Local retiree trades one type of writing for another

Local retiree trades one type of writing for another
Originally published in the Daily Republic on April 09 , 2015 By Kevin W. Green
During his career as a clinical social worker, Lincoln Beals wrote probation reports, research papers and mental health evaluations. The 78-year-old retiree, who lives with his wife in Fairfield, now concentrates his time on writing novels.
Beals may be retired, but that doesn’t mean the Los Angeles native has a leisurely approach to life and his new career as an author. He launches into his writing every morning, with a goal of cranking out 1,000 words each day.
Beals and his family moved to Solano County when he got a job at the California Medical Facility, where he was employed for 11 years. He later worked for the Department of Defense – providing counseling to military members and their families at Travis Air Force Base, as well as military installations in Alaska and Germany.
It was the loss of a close friend in 1987 that eventually led Beals to his new career. His friend’s suicide stayed with him for many years. In 2005, he wrote a fictionalized story of his friend’s last six months. That draft still remains on the hard drive of his computer.

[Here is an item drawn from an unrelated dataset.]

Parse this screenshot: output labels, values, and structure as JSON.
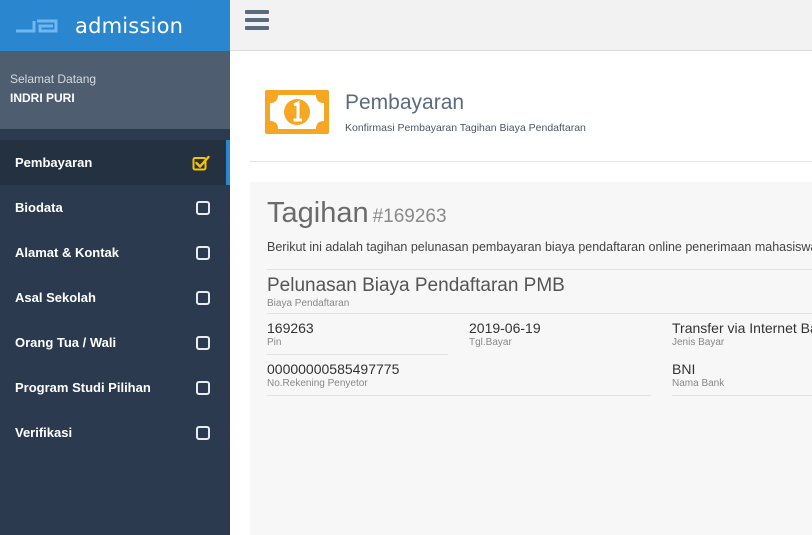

Then on an airplane flight in 2013, Beals struck up a conversation with a fellow passenger – who had authored many books. Beals discovered the possibility of self-publishing and launched a new career at the age of 77.
He began research for his writing soon after that meeting. Eight months of writing produced his first novel, “Take the High Road, an Irish Odyssey,” which was published in April 2014.
Beal’s research focused on the Irish in the 18th and 19th centuries and what happened to families in Ireland. The setting of his first book begins in 1851. The fictitious families he created will eventually lead up to the family of his friend in the 20th century, Beals said.
“I’m trying to pull real events in history and fit my characters into them,” he said. “I have a bit of an interest in history. If I can teach a little bit of history as we go, that’s a secondary gain.”
The writing he’s doing now is a big change from what Beals wrote during his first career.
“I worked in the mental health field for over 40 years,” he said. “I wrote psychiatric reports and case notes. And I was a probation officer, so I wrote probation reports in Los Angeles County. So, that was my experience in writing. Fiction’s much different.”
Although the writing differs, Beals is still able to draw on his previous experience for his novels.
“I sat for 22 years listening to people, not talking much, but listening in a psycho-therapy office,” he said. “I got a pretty good sense of how people react to all kinds of social and emotional stimulus. So I draw on that very deeply with my characters.”
Beals used an example with one of the characters in his first book who is depressed.
“He’s very depressed after he lost his family, but I never say in there that he’s depressed,” Beals said. “I know what the symptoms of depression are of a 17-year-old and what he goes through.”
After completing his first novel, Beals kept on writing. His second book, “On the High Seas, an Irish Odyssey,” was published late last year. True to form, he is already working on his third book and has plans for a fourth and fifth.
“Hopefully, I have enough life in me to write everything that’s in my head,” Beals said.